These two volumes of music from the Bahamas feature 34 short songs which would almost fit on one disc, but alas, not quite. (A previous reissue chopped out a few to fit, but the collection is wisely preserved in its entirety here.) The music consists entirely of men and women singing, sometimes with guitars: alone, together, or in groups. Peter K. Siegel and Jody Stecher recorded this material in 1965 by going right to the source with a tape recorder, so this is a field recording and not a studio job. The original release dates were 1966 and 1978, respectively.
The dark spirit of Robert Johnson reverberates in Joseph Spence, the big star of the group. He launches into the only song not recorded in the Bahamas, picking and growling like he's coming straight out of the delta, but then he heads off into fingerstyle folk music, humming along toward a happy chord at the end. The refrain is the title and the message: "Don't Take Everybody to Be Your Friend."
The undertones to that little picker-upper are counterbalanced by "I Am So Glad" a few minutes later. Bruce Green leads a vocal trio through a freeform harmonized introduction, which eventually coalesces into pure prayer: "I am happy forever... newborn again." These are the voices of a strain of Christianity which embraces call-and-response trance music on the borders of choral music. But just voices, nothing else. The vocal style called "rhyming" is native to the Bahamas, as is the bright accent of the islands.
The great thing about these two records, both meaty and well-documented, is that they reveal a bridge between the dark (blues) and light (gospel) sides of American black music, embracing both equally as part of a greater whole. That separation never really happened in the Bahamas, it seems. Sing along, tap your feet, whatever.
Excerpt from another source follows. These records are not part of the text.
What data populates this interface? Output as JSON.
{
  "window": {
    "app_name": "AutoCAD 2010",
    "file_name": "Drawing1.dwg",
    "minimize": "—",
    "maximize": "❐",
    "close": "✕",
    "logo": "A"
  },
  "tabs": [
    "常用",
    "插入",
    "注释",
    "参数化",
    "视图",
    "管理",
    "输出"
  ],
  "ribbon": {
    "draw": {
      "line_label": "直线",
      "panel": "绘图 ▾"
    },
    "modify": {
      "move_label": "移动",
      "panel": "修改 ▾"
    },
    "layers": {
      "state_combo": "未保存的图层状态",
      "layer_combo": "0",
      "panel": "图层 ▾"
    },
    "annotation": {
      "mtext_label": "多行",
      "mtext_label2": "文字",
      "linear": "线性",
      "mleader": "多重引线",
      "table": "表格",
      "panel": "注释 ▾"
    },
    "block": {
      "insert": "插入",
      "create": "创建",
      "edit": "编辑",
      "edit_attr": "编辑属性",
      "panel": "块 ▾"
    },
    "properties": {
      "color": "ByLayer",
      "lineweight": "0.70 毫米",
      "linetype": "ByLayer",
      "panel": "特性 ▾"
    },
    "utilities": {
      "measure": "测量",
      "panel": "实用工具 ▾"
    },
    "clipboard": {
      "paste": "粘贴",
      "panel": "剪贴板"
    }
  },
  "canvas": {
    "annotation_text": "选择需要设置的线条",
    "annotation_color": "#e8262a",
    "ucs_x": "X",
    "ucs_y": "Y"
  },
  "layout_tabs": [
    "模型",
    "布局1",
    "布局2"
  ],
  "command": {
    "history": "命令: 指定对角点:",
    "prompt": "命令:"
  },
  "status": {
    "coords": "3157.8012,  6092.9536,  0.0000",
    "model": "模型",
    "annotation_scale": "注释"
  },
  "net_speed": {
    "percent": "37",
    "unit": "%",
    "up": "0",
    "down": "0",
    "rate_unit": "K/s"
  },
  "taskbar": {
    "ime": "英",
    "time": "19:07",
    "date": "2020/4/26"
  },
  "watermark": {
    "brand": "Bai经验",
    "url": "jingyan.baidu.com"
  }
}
It's about being alive, one way or the other.
Track Listing: Vol. 1: We'll Understand It Better By and By; Sheep Know When
Thy Shephard Calling; I Told You People Judgement Coming; Don't Take Everybody to Be Your Friend;
Malarkey; Up in the Heaven Shouting; Won't That Be a Happy Time; Out on the Rolling Sea; I Am So Glad;
for Your Dinner; God Locked the Lion's Jaw; Great Dream from Heaven; My Lord Help Me to Pray; Numberless
the Sands on the Seashore; I Ain't Got Long; I Bid You Goodnight.
Vol. 2: Mary and Joseph; Peter, You Need the Lord; Jesus Promised Me a
Home over There; Troublesome Water; Kneeling Down Inside the Gate; Jesus Your Name So Sweet; Take Me
the Tide; When the Leaves Turn Red; That Glad Reunion Day; The Great Coronation; The Captain Go Ashore;
Ain't No Grave Gonna Hold God's Body Down.
Personnel: Edith Pinder, Raymond Pinder, Geneva Pinder, Joseph
Spence, Frederick McQueen, Reverend W.G. McPhee, Sam Green & group, Bruce Green, Tweedie Gibson,
Green, Louise Spence, Shelton Swain, George McKenzie, Stanley Thompson, Stanley Swain, Ronald Swain.
Vol. 2: Joseph Spence, Geneva Pinder, Edith Pinder, Raymond Pinder,
Green, Tweedie Gibson, Clifton Green, Shelton Swain, Ronald Swain, George McKenzie, Lyndall Albury,
I love jazz because it is the only existing music style which let you
I was first exposed to jazz by Gunther Hampel in Hamburg, around 1972.
I met Ornette Coleman, Butch Morris, Karl Berger, Michel Camilo, a.o.
The best show I ever attended was Salif Keita at the Blue Note in
The first jazz record I bought was the Tony Scott and Hozan Yamamoto
My advice to new listeners: when you listen to my music, please be a
part of it.